As HFCS has become a bad guy, Pepsi, Mountain Dew, Gatorade, Ocean Spray cranberry juice, Snapple, Wheat Thins, Kraft, Starbucks, Pizza Hut and other food producers have rolled out HFCS-free products. But the HFCS trade group, the Corn Refiners Association, fought back. It launched an ad campaign called “your body can’t tell the difference” (meaning the difference between HFCS and sugar) that was so over the top, it was spoofed on Saturday Night Live.
Naturally, the questions about HFCS have driven sales of artificial sweeteners but the safety of artificial sweeteners is not completely established either. “Scientists disagree about the relationships between sweeteners and lymphomas, leukemias, cancers of the bladder and brain, chronic fatigue syndrome, Parkinson’s disease, Alzheimer’s disease, multiple sclerosis, autism, and systemic lupus,” wrote the American Association of Occupational Nurses journal. The substances may have undesirable effects on glucose regulation, the journal added.
Nor are artificial sweeteners necessarily even effective in reducing obesity. An increase in the use of aspartame, found in Diet Coke, and sucralose, found in Pepsi One, actually correlated with a rise the number of people who are obese reported the Yale Journal of Biology and Medicine.
So how can people enjoy something sweet without the risks of HFCS and chemical artificial sweeteners?

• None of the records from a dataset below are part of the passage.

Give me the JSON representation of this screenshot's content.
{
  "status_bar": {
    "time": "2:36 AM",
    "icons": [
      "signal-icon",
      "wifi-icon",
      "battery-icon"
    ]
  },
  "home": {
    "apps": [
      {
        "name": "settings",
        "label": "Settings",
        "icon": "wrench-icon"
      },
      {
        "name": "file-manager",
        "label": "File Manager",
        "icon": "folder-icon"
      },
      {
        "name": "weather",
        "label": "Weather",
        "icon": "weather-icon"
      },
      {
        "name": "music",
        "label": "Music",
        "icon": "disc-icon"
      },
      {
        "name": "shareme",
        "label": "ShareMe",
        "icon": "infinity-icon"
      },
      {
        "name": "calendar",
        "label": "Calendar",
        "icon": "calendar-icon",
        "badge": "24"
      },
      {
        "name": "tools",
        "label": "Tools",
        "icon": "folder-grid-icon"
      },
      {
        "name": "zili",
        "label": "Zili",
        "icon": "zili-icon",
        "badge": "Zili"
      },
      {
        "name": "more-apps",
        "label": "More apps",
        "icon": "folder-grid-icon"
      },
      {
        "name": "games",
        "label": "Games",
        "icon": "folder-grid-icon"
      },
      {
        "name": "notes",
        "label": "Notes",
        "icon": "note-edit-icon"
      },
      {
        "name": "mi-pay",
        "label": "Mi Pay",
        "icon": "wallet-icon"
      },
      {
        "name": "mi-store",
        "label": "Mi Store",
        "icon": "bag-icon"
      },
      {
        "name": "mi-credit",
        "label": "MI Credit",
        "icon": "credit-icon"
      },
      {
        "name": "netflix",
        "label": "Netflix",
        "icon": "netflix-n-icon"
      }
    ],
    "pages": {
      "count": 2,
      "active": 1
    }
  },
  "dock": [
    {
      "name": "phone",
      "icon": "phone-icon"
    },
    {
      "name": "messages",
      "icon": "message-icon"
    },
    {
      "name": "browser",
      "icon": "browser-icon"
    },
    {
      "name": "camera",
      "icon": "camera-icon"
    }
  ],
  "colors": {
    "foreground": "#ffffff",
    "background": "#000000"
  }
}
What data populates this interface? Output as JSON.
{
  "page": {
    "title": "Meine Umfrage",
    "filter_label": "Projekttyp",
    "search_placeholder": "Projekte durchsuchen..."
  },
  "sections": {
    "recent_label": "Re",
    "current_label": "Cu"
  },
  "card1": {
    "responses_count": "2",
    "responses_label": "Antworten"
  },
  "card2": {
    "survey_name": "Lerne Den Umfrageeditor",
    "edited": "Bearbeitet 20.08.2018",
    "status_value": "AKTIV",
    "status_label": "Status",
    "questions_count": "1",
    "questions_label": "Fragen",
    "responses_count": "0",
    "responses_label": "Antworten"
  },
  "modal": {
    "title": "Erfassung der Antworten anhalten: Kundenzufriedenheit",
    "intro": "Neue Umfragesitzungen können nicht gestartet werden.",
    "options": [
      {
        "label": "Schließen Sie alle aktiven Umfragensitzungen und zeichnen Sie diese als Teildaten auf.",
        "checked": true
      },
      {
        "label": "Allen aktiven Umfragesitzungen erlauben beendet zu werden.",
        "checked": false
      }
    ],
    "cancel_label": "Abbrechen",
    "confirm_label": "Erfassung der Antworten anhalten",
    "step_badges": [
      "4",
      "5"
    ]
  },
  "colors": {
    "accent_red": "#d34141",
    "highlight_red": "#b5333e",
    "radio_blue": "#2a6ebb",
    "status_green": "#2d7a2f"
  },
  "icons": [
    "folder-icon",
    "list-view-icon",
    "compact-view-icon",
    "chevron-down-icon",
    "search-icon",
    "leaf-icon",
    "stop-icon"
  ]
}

They can pursue agave nectar, erythritol (from melons, pears and grapes, monk fruit), tagatose, a milk sugar and stevia, a sweet plant found in the tropics. But be aware that just because a food contains a natural sweetener does not mean it is free from controversial sweeteners too. Manufacturers can add aspartame, sucralose, neotame, acesulfame potassium (also called Ace K) and even HFCS to improve its taste, cut costs or both. Those seeking more natural sweeteners need to be beware.
Health professionals and nutritionists give different advice, however. Rather than seeking new sweeteners they advise people to “slay the sweetness dragon” by avoid sweets all together for at least two weeks. A sweetness “holiday” will revive your taste buds to enjoy foods in ways you may be never have before, they say.

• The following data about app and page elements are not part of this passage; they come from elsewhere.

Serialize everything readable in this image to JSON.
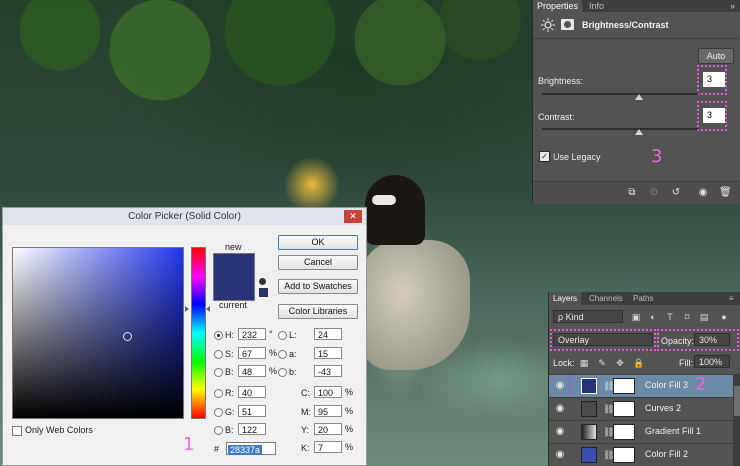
{
  "properties": {
    "tabs": [
      "Properties",
      "Info"
    ],
    "menu_glyph": "»",
    "adjustment_title": "Brightness/Contrast",
    "auto_label": "Auto",
    "brightness_label": "Brightness:",
    "brightness_value": "3",
    "contrast_label": "Contrast:",
    "contrast_value": "3",
    "use_legacy_label": "Use Legacy",
    "use_legacy_checked": true,
    "annotation": "3"
  },
  "color_picker": {
    "title": "Color Picker (Solid Color)",
    "new_label": "new",
    "current_label": "current",
    "new_color": "#28337a",
    "current_color": "#28337a",
    "buttons": [
      "OK",
      "Cancel",
      "Add to Swatches",
      "Color Libraries"
    ],
    "fields": {
      "H": {
        "label": "H:",
        "value": "232",
        "unit": "°"
      },
      "S": {
        "label": "S:",
        "value": "67",
        "unit": "%"
      },
      "B": {
        "label": "B:",
        "value": "48",
        "unit": "%"
      },
      "R": {
        "label": "R:",
        "value": "40"
      },
      "G": {
        "label": "G:",
        "value": "51"
      },
      "Bl": {
        "label": "B:",
        "value": "122"
      },
      "L": {
        "label": "L:",
        "value": "24"
      },
      "a": {
        "label": "a:",
        "value": "15"
      },
      "b": {
        "label": "b:",
        "value": "-43"
      },
      "C": {
        "label": "C:",
        "value": "100",
        "unit": "%"
      },
      "M": {
        "label": "M:",
        "value": "95",
        "unit": "%"
      },
      "Y": {
        "label": "Y:",
        "value": "20",
        "unit": "%"
      },
      "K": {
        "label": "K:",
        "value": "7",
        "unit": "%"
      }
    },
    "hex_prefix": "#",
    "hex_value": "28337a",
    "only_web_colors_label": "Only Web Colors",
    "annotation": "1",
    "close_glyph": "✕"
  },
  "layers": {
    "tabs": [
      "Layers",
      "Channels",
      "Paths"
    ],
    "menu_glyph": "≡",
    "filter_label": "ρ Kind",
    "blend_mode": "Overlay",
    "opacity_label": "Opacity:",
    "opacity_value": "30%",
    "lock_label": "Lock:",
    "fill_label": "Fill:",
    "fill_value": "100%",
    "annotation": "2",
    "rows": [
      {
        "name": "Color Fill 3",
        "selected": true,
        "thumb_color": "#28337a"
      },
      {
        "name": "Curves 2",
        "selected": false,
        "thumb_color": "#4a4a4a"
      },
      {
        "name": "Gradient Fill 1",
        "selected": false,
        "thumb_color": "#777777"
      },
      {
        "name": "Color Fill 2",
        "selected": false,
        "thumb_color": "#3b4fb0"
      }
    ]
  }
}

Martha Rosenberg is author of the award-cited food exposé “Born With a Junk Food Deficiency,” distributed by Random House. A nationally known muckraker, she has lectured at the university and medical school level and appeared on radio and television.